__Exercise material__.

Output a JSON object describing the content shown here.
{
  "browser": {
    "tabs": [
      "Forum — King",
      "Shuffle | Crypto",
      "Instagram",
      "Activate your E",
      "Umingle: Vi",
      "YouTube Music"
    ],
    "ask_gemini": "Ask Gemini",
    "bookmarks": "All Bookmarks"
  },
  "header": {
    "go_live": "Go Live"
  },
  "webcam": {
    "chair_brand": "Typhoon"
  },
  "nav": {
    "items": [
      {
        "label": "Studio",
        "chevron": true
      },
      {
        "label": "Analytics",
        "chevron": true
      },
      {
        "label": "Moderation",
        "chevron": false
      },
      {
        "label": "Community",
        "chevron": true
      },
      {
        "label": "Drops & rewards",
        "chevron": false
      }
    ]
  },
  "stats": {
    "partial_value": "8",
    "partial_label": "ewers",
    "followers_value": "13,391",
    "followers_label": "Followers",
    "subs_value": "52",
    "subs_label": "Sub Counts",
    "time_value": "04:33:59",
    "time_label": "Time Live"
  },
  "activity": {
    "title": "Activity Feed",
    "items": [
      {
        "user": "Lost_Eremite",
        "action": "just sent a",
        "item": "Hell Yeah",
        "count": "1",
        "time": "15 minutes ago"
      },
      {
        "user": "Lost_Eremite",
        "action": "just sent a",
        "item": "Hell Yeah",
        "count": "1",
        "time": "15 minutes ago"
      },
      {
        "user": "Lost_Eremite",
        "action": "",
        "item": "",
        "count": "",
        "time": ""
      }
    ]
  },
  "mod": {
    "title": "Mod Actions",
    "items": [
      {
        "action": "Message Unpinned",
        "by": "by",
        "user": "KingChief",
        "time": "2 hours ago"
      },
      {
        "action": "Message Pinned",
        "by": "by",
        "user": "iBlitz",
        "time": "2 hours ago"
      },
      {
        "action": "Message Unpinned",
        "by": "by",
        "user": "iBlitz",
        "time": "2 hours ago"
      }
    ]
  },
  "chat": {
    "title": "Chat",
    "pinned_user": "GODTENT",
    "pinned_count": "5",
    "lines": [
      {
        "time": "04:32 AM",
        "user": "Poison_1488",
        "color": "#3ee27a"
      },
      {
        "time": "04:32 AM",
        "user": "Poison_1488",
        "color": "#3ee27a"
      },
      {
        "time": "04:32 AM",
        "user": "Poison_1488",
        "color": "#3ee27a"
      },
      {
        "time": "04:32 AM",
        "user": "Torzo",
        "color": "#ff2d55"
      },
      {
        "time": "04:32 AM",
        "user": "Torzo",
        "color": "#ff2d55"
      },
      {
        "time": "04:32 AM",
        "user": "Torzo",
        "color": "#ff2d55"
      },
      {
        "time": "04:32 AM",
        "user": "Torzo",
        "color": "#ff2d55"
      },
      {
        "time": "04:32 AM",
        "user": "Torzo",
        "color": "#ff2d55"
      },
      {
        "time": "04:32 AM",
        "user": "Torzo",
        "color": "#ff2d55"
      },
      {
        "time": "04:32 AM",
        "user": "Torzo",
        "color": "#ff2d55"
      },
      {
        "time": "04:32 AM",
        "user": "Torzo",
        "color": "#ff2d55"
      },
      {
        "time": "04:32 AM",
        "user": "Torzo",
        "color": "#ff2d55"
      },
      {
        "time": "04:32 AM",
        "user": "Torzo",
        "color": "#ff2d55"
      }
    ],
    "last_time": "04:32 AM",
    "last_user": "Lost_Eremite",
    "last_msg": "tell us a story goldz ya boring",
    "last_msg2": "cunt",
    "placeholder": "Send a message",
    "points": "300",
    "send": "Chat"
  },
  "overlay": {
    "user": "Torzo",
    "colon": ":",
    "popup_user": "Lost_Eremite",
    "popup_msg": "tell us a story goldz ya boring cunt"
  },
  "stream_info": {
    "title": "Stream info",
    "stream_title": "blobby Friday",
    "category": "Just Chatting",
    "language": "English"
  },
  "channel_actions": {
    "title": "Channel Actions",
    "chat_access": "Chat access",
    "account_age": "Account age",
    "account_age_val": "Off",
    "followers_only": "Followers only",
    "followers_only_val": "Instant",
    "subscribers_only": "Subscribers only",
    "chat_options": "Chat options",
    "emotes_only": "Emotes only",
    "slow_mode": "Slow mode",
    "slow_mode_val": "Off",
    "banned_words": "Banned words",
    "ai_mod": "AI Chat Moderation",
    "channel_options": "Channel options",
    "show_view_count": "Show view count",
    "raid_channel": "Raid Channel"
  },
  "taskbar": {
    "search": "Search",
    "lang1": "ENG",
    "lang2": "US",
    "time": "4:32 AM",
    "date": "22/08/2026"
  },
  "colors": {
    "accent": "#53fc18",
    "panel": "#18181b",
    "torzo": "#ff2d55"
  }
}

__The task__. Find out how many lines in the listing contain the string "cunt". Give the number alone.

__Solution__. 2